Investors in Saskatchewan-focused oil and gas producer Crescent Point Energy Corp. are betting that political uncertainty in Alberta will help give the stock a needed boost.

Shares of the Calgary-based company have fallen by about 33 per cent over the past year, dragged down by the drop in oil prices. The stock has slipped more than some of its industry peers, which analysts say may be due to investor concerns about Crescent Point's reputation as a "serial issuer of equity" and its "ambitious" acquisition strategy.

But Crescent Point is getting a lot of positive attention lately as energy investors look for more stable stocks outside of Alberta, especially if oil prices continue to rise as they have in recent weeks.

"If you're looking for an oil-weighted name of a certain market cap in Canada … there aren't a lot of options outside of Alberta," said AltaCorp Capital analyst Thomas Matthews.

He's one of 20 analysts with a "buy" on Crescent Point, while three say "hold," according to Thomson Reuters. The analyst consensus price target over the next year is $35.94, which is 22.5 per cent above where the stock is now trading, around $29.33.

Many analysts and fund managers have been reiterating their "buy" recommendations for Crescent Point since they say it was unfairly caught up in the recent Canadian energy sector selloff, following the surprise win of the left-leaning New Democratic Party in Alberta's provincial election on May 5.

Investors have been dumping oil and gas stocks with Alberta exposure amid fears the NDP will act on its campaign promises to raise corporate taxes, review royalties for the oil and gas industry and impose tougher environmental regulations, which could mean extra costs for energy companies.

About 7 per cent of Crescent Point's revenues are produced in Alberta, around 80 per cent in Saskatchewan and the rest in the United States, including Utah and North Dakota.

Mr. Matthews has a $35 target on the stock, seeing strong growth across its large and diversified inventory base. He also likes its rich dividend, yielding about 9 per cent, which is about double most of its peers.

Crescent Point is also a "serial issuer of equity," to fund its active acquisition strategy, said Mr. Matthews, which has kept some investors on the sidelines over the past couple of years.

In 2014, considered an active year for acquisitions, the company spent about $2.2-billion buying assets, mostly in Saskatchewan.

Dundee Capital Markets analyst Brian Kristjansen expects the company to keep making acquisitions, taking advantage of lower company valuations as oil prices remain depressed, while citing its "plentiful available credit capacity and relative cost of capital advantage."

Mr. Kristjansen has a $30.50 target price on the stock and recently reduced his rating to "neutral" (or "hold") from "buy," believing its current valuation is fair.

Crescent Point is a top energy holding at Toronto-based Leon Frazer and Associates, which has owned the stock for about five years.

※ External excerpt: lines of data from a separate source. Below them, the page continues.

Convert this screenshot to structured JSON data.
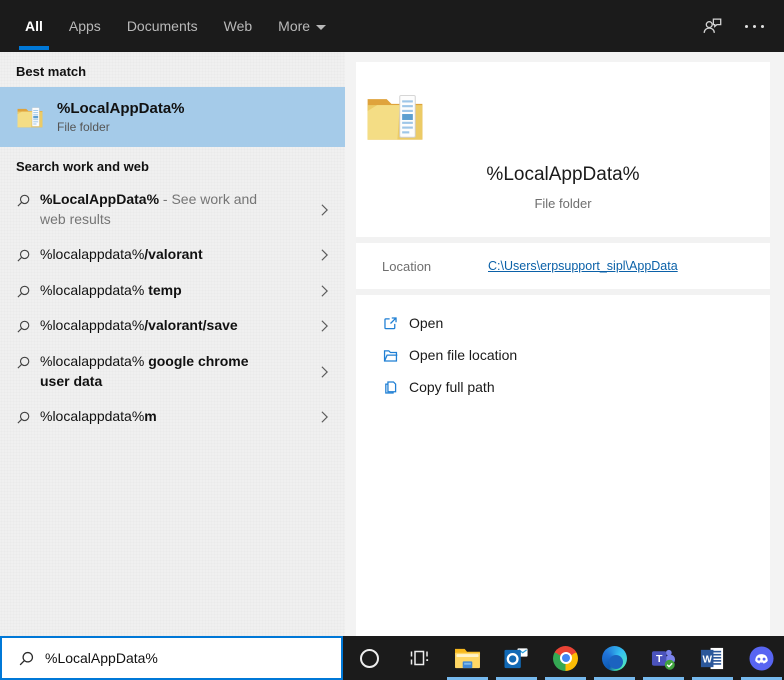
{
  "colors": {
    "accent": "#0078d7",
    "best_match_highlight": "#a5cbe9",
    "link": "#0b61a8",
    "running_indicator": "#76b9ed",
    "topbar_bg": "#1b1b1b"
  },
  "topbar": {
    "tabs": [
      {
        "label": "All",
        "active": true,
        "dropdown": false
      },
      {
        "label": "Apps",
        "active": false,
        "dropdown": false
      },
      {
        "label": "Documents",
        "active": false,
        "dropdown": false
      },
      {
        "label": "Web",
        "active": false,
        "dropdown": false
      },
      {
        "label": "More",
        "active": false,
        "dropdown": true
      }
    ],
    "icons": [
      "feedback-icon",
      "more-options-icon"
    ]
  },
  "left_panel": {
    "best_match_header": "Best match",
    "best_match": {
      "icon": "folder-icon",
      "title": "%LocalAppData%",
      "subtitle": "File folder"
    },
    "search_header": "Search work and web",
    "suggestions": [
      {
        "parts": [
          {
            "text": "%LocalAppData%",
            "style": "bold"
          },
          {
            "text": " - See work and web results",
            "style": "muted"
          }
        ]
      },
      {
        "parts": [
          {
            "text": "%localappdata%",
            "style": "normal"
          },
          {
            "text": "/valorant",
            "style": "bold"
          }
        ]
      },
      {
        "parts": [
          {
            "text": "%localappdata% ",
            "style": "normal"
          },
          {
            "text": "temp",
            "style": "bold"
          }
        ]
      },
      {
        "parts": [
          {
            "text": "%localappdata%",
            "style": "normal"
          },
          {
            "text": "/valorant/save",
            "style": "bold"
          }
        ]
      },
      {
        "parts": [
          {
            "text": "%localappdata% ",
            "style": "normal"
          },
          {
            "text": "google chrome user data",
            "style": "bold"
          }
        ]
      },
      {
        "parts": [
          {
            "text": "%localappdata%",
            "style": "normal"
          },
          {
            "text": "m",
            "style": "bold"
          }
        ]
      }
    ]
  },
  "preview": {
    "icon": "folder-icon",
    "title": "%LocalAppData%",
    "subtitle": "File folder",
    "location_label": "Location",
    "location_link": "C:\\Users\\erpsupport_sipl\\AppData",
    "actions": [
      {
        "icon": "open-icon",
        "label": "Open"
      },
      {
        "icon": "open-file-location-icon",
        "label": "Open file location"
      },
      {
        "icon": "copy-icon",
        "label": "Copy full path"
      }
    ]
  },
  "search_bar": {
    "value": "%LocalAppData%",
    "icon": "search-icon"
  },
  "taskbar": {
    "items": [
      {
        "name": "cortana",
        "running": false
      },
      {
        "name": "task-view",
        "running": false
      },
      {
        "name": "file-explorer",
        "running": true
      },
      {
        "name": "outlook",
        "running": true
      },
      {
        "name": "chrome",
        "running": true
      },
      {
        "name": "edge",
        "running": true
      },
      {
        "name": "teams",
        "running": true
      },
      {
        "name": "word",
        "running": true
      },
      {
        "name": "discord",
        "running": true
      }
    ]
  }
}
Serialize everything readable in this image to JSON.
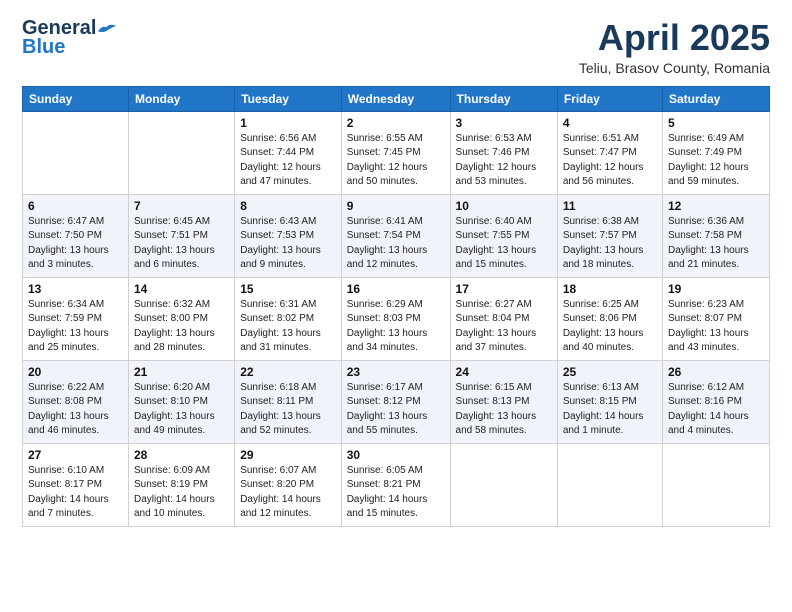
{
  "header": {
    "logo_general": "General",
    "logo_blue": "Blue",
    "title": "April 2025",
    "location": "Teliu, Brasov County, Romania"
  },
  "weekdays": [
    "Sunday",
    "Monday",
    "Tuesday",
    "Wednesday",
    "Thursday",
    "Friday",
    "Saturday"
  ],
  "weeks": [
    [
      {
        "day": "",
        "info": ""
      },
      {
        "day": "",
        "info": ""
      },
      {
        "day": "1",
        "info": "Sunrise: 6:56 AM\nSunset: 7:44 PM\nDaylight: 12 hours and 47 minutes."
      },
      {
        "day": "2",
        "info": "Sunrise: 6:55 AM\nSunset: 7:45 PM\nDaylight: 12 hours and 50 minutes."
      },
      {
        "day": "3",
        "info": "Sunrise: 6:53 AM\nSunset: 7:46 PM\nDaylight: 12 hours and 53 minutes."
      },
      {
        "day": "4",
        "info": "Sunrise: 6:51 AM\nSunset: 7:47 PM\nDaylight: 12 hours and 56 minutes."
      },
      {
        "day": "5",
        "info": "Sunrise: 6:49 AM\nSunset: 7:49 PM\nDaylight: 12 hours and 59 minutes."
      }
    ],
    [
      {
        "day": "6",
        "info": "Sunrise: 6:47 AM\nSunset: 7:50 PM\nDaylight: 13 hours and 3 minutes."
      },
      {
        "day": "7",
        "info": "Sunrise: 6:45 AM\nSunset: 7:51 PM\nDaylight: 13 hours and 6 minutes."
      },
      {
        "day": "8",
        "info": "Sunrise: 6:43 AM\nSunset: 7:53 PM\nDaylight: 13 hours and 9 minutes."
      },
      {
        "day": "9",
        "info": "Sunrise: 6:41 AM\nSunset: 7:54 PM\nDaylight: 13 hours and 12 minutes."
      },
      {
        "day": "10",
        "info": "Sunrise: 6:40 AM\nSunset: 7:55 PM\nDaylight: 13 hours and 15 minutes."
      },
      {
        "day": "11",
        "info": "Sunrise: 6:38 AM\nSunset: 7:57 PM\nDaylight: 13 hours and 18 minutes."
      },
      {
        "day": "12",
        "info": "Sunrise: 6:36 AM\nSunset: 7:58 PM\nDaylight: 13 hours and 21 minutes."
      }
    ],
    [
      {
        "day": "13",
        "info": "Sunrise: 6:34 AM\nSunset: 7:59 PM\nDaylight: 13 hours and 25 minutes."
      },
      {
        "day": "14",
        "info": "Sunrise: 6:32 AM\nSunset: 8:00 PM\nDaylight: 13 hours and 28 minutes."
      },
      {
        "day": "15",
        "info": "Sunrise: 6:31 AM\nSunset: 8:02 PM\nDaylight: 13 hours and 31 minutes."
      },
      {
        "day": "16",
        "info": "Sunrise: 6:29 AM\nSunset: 8:03 PM\nDaylight: 13 hours and 34 minutes."
      },
      {
        "day": "17",
        "info": "Sunrise: 6:27 AM\nSunset: 8:04 PM\nDaylight: 13 hours and 37 minutes."
      },
      {
        "day": "18",
        "info": "Sunrise: 6:25 AM\nSunset: 8:06 PM\nDaylight: 13 hours and 40 minutes."
      },
      {
        "day": "19",
        "info": "Sunrise: 6:23 AM\nSunset: 8:07 PM\nDaylight: 13 hours and 43 minutes."
      }
    ],
    [
      {
        "day": "20",
        "info": "Sunrise: 6:22 AM\nSunset: 8:08 PM\nDaylight: 13 hours and 46 minutes."
      },
      {
        "day": "21",
        "info": "Sunrise: 6:20 AM\nSunset: 8:10 PM\nDaylight: 13 hours and 49 minutes."
      },
      {
        "day": "22",
        "info": "Sunrise: 6:18 AM\nSunset: 8:11 PM\nDaylight: 13 hours and 52 minutes."
      },
      {
        "day": "23",
        "info": "Sunrise: 6:17 AM\nSunset: 8:12 PM\nDaylight: 13 hours and 55 minutes."
      },
      {
        "day": "24",
        "info": "Sunrise: 6:15 AM\nSunset: 8:13 PM\nDaylight: 13 hours and 58 minutes."
      },
      {
        "day": "25",
        "info": "Sunrise: 6:13 AM\nSunset: 8:15 PM\nDaylight: 14 hours and 1 minute."
      },
      {
        "day": "26",
        "info": "Sunrise: 6:12 AM\nSunset: 8:16 PM\nDaylight: 14 hours and 4 minutes."
      }
    ],
    [
      {
        "day": "27",
        "info": "Sunrise: 6:10 AM\nSunset: 8:17 PM\nDaylight: 14 hours and 7 minutes."
      },
      {
        "day": "28",
        "info": "Sunrise: 6:09 AM\nSunset: 8:19 PM\nDaylight: 14 hours and 10 minutes."
      },
      {
        "day": "29",
        "info": "Sunrise: 6:07 AM\nSunset: 8:20 PM\nDaylight: 14 hours and 12 minutes."
      },
      {
        "day": "30",
        "info": "Sunrise: 6:05 AM\nSunset: 8:21 PM\nDaylight: 14 hours and 15 minutes."
      },
      {
        "day": "",
        "info": ""
      },
      {
        "day": "",
        "info": ""
      },
      {
        "day": "",
        "info": ""
      }
    ]
  ]
}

Portfolio manager Ryan Bushell likes the high dividend and the "ambitious" growth strategy and sees Crescent Point as a low-cost, diversified operator.

"My view is that if they grew a little bit slower it might be to their benefit, but that's where we have to trust the management team," Mr. Bushell said.

While Crescent Point has some advantages over other energy stocks today, not everyone is encouraging investors to dive in due to continued uncertainty with oil prices.

"I can see why people would recommend it, but it's more of a best of a bunch of dogs because nobody knows what is going to happen," said Peter Hodson, chief executive at 5i Research, a Kitchener, Ont.-based investment research firm that targets retail investors.